It would be nice to think the professional investors to whom most people entrust their money are especially alive to danger, that they are fearful when others are greedy and greedy when others are fearful, to use Warren Buffett’s oft-quoted line. Alas, the opposite is true. Merrill Lynch’s monthly fund manager surveys show professionals were decidedly cautious at the market bottom in February 2016, holding more cash than at any time over the previous 15 years. Stocks went on to soar 59 per cent, driving valuations to levels unseen since the late 1990s. Instead of being cautious, however, fund managers joined the party. Merrill’s January survey showed cash levels were at five-year lows; the number of investors taking out protection against a near-term correction was at its lowest level since 2013; hedge fund equity exposure hit levels unseen since 2006. It’s a familiar script. Things always look great at the top.

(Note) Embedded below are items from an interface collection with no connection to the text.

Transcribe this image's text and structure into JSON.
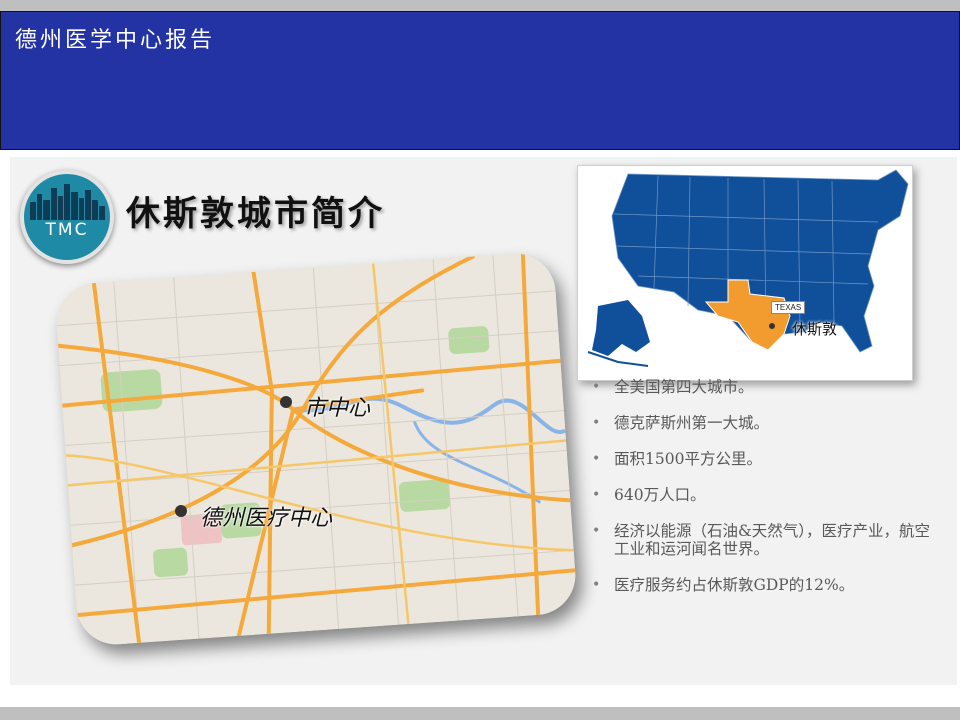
{
  "header": {
    "title": "德州医学中心报告"
  },
  "logo": {
    "text": "TMC"
  },
  "section": {
    "title": "休斯敦城市简介"
  },
  "city_map": {
    "labels": {
      "downtown": "市中心",
      "medical_center": "德州医疗中心"
    },
    "colors": {
      "road": "#f4a93a",
      "park": "#b9d9a3",
      "water": "#8ab4e8",
      "land": "#ebe7de"
    }
  },
  "us_map": {
    "state_tag": "TEXAS",
    "city_label": "休斯敦",
    "colors": {
      "states": "#10509b",
      "texas": "#f29b2e"
    }
  },
  "bullets": [
    "全美国第四大城市。",
    "德克萨斯州第一大城。",
    "面积1500平方公里。",
    "640万人口。",
    "经济以能源（石油&天然气），医疗产业，航空工业和运河闻名世界。",
    "医疗服务约占休斯敦GDP的12%。"
  ],
  "bullet_symbol": "•"
}
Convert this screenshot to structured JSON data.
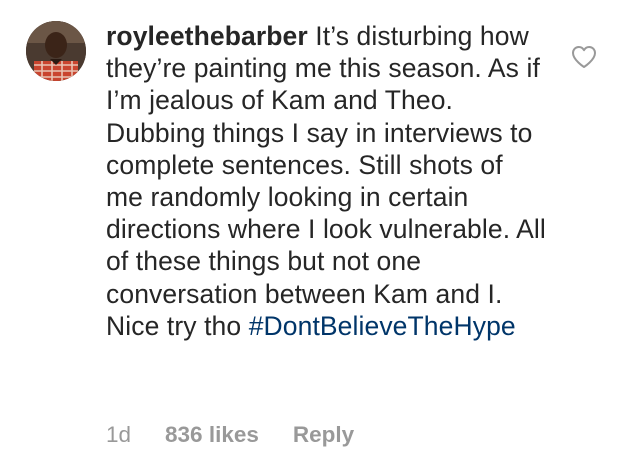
{
  "comment": {
    "username": "royleethebarber",
    "text": "It’s disturbing how they’re painting me this season. As if I’m jealous of Kam and Theo. Dubbing things I say in interviews to complete sentences. Still shots of me randomly looking in certain directions where I look vulnerable. All of these things but not one conversation between Kam and I. Nice try tho",
    "hashtag": "#DontBelieveTheHype",
    "timestamp": "1d",
    "likes": "836 likes",
    "reply_label": "Reply",
    "like_icon": "heart-outline-icon"
  },
  "colors": {
    "text": "#262626",
    "hashtag": "#003569",
    "meta": "#999999",
    "background": "#ffffff"
  }
}
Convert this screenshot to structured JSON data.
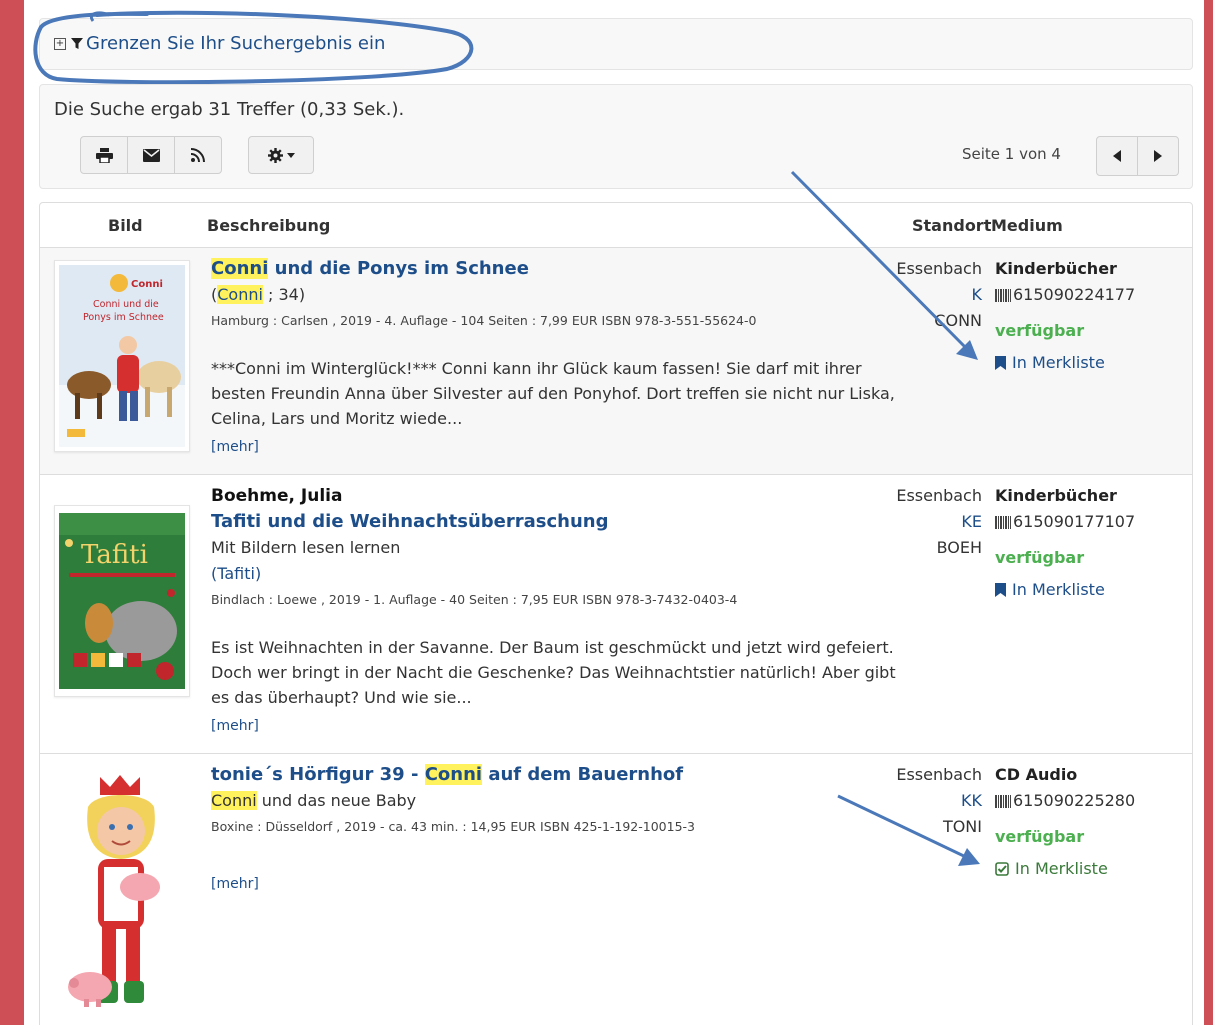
{
  "filter": {
    "label": "Grenzen Sie Ihr Suchergebnis ein"
  },
  "results": {
    "count_text": "Die Suche ergab 31 Treffer (0,33 Sek.).",
    "page_info": "Seite 1 von 4"
  },
  "table": {
    "headers": {
      "image": "Bild",
      "description": "Beschreibung",
      "location": "Standort",
      "medium": "Medium"
    }
  },
  "items": [
    {
      "title_hl": "Conni",
      "title_rest": " und die Ponys im Schnee",
      "series_open": "(",
      "series_hl": "Conni",
      "series_rest": " ; 34)",
      "publication": "Hamburg : Carlsen , 2019 - 4. Auflage - 104 Seiten : 7,99 EUR ISBN 978-3-551-55624-0",
      "abstract": "***Conni im Winterglück!*** Conni kann ihr Glück kaum fassen! Sie darf mit ihrer besten Freundin Anna über Silvester auf den Ponyhof. Dort treffen sie nicht nur Liska, Celina, Lars und Moritz wiede...",
      "more": "[mehr]",
      "location": [
        "Essenbach",
        "K",
        "CONN"
      ],
      "medium": "Kinderbücher",
      "barcode": "615090224177",
      "availability": "verfügbar",
      "merkliste": "In Merkliste",
      "cover": {
        "brand": "Conni",
        "title_line1": "Conni und die",
        "title_line2": "Ponys im Schnee"
      }
    },
    {
      "author": "Boehme, Julia",
      "title": "Tafiti und die Weihnachtsüberraschung",
      "subtitle": "Mit Bildern lesen lernen",
      "series": "(Tafiti)",
      "publication": "Bindlach : Loewe , 2019 - 1. Auflage - 40 Seiten : 7,95 EUR ISBN 978-3-7432-0403-4",
      "abstract": "Es ist Weihnachten in der Savanne. Der Baum ist geschmückt und jetzt wird gefeiert. Doch wer bringt in der Nacht die Geschenke? Das Weihnachtstier natürlich! Aber gibt es das überhaupt? Und wie sie...",
      "more": "[mehr]",
      "location": [
        "Essenbach",
        "KE",
        "BOEH"
      ],
      "medium": "Kinderbücher",
      "barcode": "615090177107",
      "availability": "verfügbar",
      "merkliste": "In Merkliste",
      "cover": {
        "title": "Tafiti"
      }
    },
    {
      "title_pre": "tonie´s Hörfigur 39 - ",
      "title_hl": "Conni",
      "title_rest": " auf dem Bauernhof",
      "subtitle_hl": "Conni",
      "subtitle_rest": " und das neue Baby",
      "publication": "Boxine : Düsseldorf , 2019 - ca. 43 min. : 14,95 EUR ISBN 425-1-192-10015-3",
      "more": "[mehr]",
      "location": [
        "Essenbach",
        "KK",
        "TONI"
      ],
      "medium": "CD Audio",
      "barcode": "615090225280",
      "availability": "verfügbar",
      "merkliste": "In Merkliste"
    }
  ],
  "icons": [
    "plus-square-icon",
    "filter-icon",
    "print-icon",
    "envelope-icon",
    "rss-icon",
    "gear-icon",
    "caret-down-icon",
    "chevron-left-icon",
    "chevron-right-icon",
    "barcode-icon",
    "bookmark-icon",
    "check-square-icon",
    "arrow-annotation-icon"
  ],
  "colors": {
    "link": "#1d4e89",
    "available": "#4caf50",
    "highlight": "#fff25c",
    "side_border": "#cf4f57",
    "annotation": "#4a78b8"
  }
}
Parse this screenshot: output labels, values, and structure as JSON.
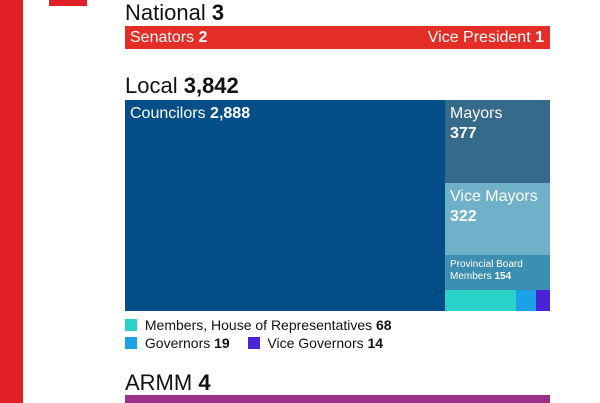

6. Beware of media explanations
“Tech Giants Power to New Heights,” ran the headline in the Wall Street Journal in the aftermath of “record quarterly financial results” reported by Apple, Amazon and Google parent Alphabet. Hours later, as the market sell-off rapidly gathered pace, the Journal referred to the companies’ “mixed” results. All too often, market falls are explained by “bad” news stories, while gains are explained by “good” news stories. However, the reality is that prices often drive the news, as opposed to the news driving prices. It can be very difficult to ascertain why markets are rising or falling, and many of the explanations for recent market developments don’t hold up to scrutiny.
Even today, there is widespread disagreement as to what caused the record one-day crash on Black Monday in 1987. According to a survey by Nobel economist Robert Shiller, most investors said their actions were driven by the price declines as opposed to a specific fundamental factor.
Research confirms these are not isolated examples and that many of the largest market movements in history are not readily explained by changes in market fundamentals. “There’s never really a single reason for a sell-off,” says Carlson, “but investors are always quick to ascribe one because it gives us an illusion of control when we really have no idea what will happen next.”
7. Worrying is not productive
Research has found that 85 per cent of the things people worry about don’t come true. Similarly, agonising about market developments tends not to be productive.
Since the bull market began in March 2009, notes market strategist Ed Yardeni, there have been four double-digit corrections and 60 “panic attacks” – periods where stocks suffered short-lived sell-offs. During the August 2015 correction, I wrote: “Most pullbacks do not become corrections; most corrections do not become bear markets; and most bear markets do not morph into market meltdowns.”
This doesn’t mean everything is fine and dandy. It just means investors should remember that betting on the worst-case scenario is, by definition, a low-probability bet. Of course, the worst-case scenario does occasionally occur, but the aforementioned psychological study also offers comfort on that score. When worries do come true, the researchers found, 79 per cent of people said they handled the outcome better than they thought they would. In other words, stocks will eventually experience a big, bad bear market, but it probably won’t be as emotionally traumatic as you think.